= Beginning of Section =

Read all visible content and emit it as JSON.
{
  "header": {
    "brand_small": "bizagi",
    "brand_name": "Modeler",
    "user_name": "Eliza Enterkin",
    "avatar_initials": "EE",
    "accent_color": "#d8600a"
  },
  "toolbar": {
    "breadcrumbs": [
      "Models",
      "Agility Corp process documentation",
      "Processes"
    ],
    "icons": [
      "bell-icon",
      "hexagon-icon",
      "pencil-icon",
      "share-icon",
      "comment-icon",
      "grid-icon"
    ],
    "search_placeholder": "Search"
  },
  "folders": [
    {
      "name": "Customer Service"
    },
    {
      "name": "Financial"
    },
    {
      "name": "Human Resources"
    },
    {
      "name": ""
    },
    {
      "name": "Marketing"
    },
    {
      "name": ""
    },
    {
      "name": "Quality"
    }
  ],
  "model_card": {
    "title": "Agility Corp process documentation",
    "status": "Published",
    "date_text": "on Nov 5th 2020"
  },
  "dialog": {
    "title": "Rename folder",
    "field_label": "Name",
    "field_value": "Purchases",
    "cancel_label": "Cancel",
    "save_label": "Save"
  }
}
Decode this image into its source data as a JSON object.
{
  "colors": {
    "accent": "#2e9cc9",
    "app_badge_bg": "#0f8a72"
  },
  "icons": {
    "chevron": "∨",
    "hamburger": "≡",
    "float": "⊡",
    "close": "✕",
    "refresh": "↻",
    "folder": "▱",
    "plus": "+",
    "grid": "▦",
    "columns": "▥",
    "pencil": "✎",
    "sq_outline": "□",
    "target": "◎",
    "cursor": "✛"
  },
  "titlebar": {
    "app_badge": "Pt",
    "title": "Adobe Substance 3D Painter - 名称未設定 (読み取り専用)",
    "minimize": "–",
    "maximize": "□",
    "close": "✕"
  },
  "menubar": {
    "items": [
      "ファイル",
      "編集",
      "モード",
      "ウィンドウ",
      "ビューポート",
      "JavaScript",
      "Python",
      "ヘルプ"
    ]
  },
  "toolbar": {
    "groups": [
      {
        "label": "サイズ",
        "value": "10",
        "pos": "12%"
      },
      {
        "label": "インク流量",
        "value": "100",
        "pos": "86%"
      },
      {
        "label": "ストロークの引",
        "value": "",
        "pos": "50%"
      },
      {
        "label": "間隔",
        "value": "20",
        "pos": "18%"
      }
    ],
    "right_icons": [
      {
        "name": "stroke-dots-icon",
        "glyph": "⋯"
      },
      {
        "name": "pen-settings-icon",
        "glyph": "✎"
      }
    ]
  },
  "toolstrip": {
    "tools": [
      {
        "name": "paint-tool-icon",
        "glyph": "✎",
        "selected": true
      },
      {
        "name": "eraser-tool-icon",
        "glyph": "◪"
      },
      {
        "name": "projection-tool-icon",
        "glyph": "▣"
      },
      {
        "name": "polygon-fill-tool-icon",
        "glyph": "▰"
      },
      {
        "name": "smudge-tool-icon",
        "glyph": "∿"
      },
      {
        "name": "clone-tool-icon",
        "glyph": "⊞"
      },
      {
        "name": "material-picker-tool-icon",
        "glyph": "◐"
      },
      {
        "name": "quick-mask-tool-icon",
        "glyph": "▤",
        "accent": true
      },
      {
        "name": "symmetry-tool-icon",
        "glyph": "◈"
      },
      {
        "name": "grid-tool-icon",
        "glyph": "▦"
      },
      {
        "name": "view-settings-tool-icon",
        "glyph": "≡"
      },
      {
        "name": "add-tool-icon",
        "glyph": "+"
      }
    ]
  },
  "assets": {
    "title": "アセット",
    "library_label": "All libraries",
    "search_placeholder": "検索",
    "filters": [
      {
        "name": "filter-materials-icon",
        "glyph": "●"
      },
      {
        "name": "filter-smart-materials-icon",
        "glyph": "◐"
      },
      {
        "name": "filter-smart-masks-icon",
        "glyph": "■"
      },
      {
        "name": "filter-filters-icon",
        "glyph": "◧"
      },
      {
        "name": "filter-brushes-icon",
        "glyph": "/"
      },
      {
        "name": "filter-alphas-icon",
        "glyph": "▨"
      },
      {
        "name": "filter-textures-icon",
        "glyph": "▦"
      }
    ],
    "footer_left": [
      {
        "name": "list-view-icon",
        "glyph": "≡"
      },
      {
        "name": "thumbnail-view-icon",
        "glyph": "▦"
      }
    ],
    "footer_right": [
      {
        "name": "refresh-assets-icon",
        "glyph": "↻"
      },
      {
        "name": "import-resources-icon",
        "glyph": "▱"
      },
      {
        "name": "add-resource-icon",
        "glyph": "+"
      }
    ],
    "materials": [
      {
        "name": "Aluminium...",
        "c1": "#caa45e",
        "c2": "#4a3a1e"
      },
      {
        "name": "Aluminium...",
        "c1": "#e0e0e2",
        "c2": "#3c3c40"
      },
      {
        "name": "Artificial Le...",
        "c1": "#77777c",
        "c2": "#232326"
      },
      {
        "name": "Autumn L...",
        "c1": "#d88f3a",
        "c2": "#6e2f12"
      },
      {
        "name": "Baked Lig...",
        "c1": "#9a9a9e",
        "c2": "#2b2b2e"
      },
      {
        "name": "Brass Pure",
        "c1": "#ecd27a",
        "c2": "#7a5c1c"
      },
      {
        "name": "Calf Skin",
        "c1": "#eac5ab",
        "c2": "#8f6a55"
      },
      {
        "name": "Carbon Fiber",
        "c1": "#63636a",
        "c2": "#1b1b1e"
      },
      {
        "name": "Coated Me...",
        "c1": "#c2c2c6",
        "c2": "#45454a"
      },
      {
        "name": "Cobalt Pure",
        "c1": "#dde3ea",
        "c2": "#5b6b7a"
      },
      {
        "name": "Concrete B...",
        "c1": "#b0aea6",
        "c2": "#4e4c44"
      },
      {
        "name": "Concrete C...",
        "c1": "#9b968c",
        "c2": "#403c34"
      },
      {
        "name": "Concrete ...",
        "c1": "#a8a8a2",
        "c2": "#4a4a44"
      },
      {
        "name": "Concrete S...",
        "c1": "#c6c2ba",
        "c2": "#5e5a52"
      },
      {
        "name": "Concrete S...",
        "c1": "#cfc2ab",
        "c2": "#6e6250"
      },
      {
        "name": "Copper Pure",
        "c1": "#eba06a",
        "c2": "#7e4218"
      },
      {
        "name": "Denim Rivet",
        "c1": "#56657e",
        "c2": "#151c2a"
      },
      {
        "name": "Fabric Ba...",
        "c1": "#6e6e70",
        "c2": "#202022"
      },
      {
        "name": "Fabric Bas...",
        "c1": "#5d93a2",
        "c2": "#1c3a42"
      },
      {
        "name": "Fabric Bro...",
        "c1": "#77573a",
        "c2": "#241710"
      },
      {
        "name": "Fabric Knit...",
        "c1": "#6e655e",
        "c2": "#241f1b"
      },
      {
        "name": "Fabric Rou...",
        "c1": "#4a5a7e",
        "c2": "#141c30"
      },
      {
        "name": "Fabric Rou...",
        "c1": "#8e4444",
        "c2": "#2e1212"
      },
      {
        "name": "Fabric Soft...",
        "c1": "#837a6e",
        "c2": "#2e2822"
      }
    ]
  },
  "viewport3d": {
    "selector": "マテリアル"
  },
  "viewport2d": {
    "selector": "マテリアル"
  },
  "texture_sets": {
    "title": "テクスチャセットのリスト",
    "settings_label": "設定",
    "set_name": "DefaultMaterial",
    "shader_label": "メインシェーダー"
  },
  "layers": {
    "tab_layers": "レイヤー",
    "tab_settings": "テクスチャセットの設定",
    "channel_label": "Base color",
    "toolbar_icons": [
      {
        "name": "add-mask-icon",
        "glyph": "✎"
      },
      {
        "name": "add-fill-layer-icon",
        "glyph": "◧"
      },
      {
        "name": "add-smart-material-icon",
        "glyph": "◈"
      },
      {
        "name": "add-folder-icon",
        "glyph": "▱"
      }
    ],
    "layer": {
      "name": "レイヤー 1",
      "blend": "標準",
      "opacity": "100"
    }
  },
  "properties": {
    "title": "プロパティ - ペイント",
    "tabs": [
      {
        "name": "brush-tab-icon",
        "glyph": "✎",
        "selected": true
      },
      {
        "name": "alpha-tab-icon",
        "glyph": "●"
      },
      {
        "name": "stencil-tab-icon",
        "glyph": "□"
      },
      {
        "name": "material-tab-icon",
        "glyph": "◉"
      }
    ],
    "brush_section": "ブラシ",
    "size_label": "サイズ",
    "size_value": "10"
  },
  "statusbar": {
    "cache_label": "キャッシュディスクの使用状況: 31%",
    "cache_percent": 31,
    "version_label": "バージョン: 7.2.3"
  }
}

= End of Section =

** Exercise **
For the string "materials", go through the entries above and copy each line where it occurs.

** Output of the task **
        "name": "filter-materials-icon",
        "name": "filter-smart-materials-icon",
    "materials": [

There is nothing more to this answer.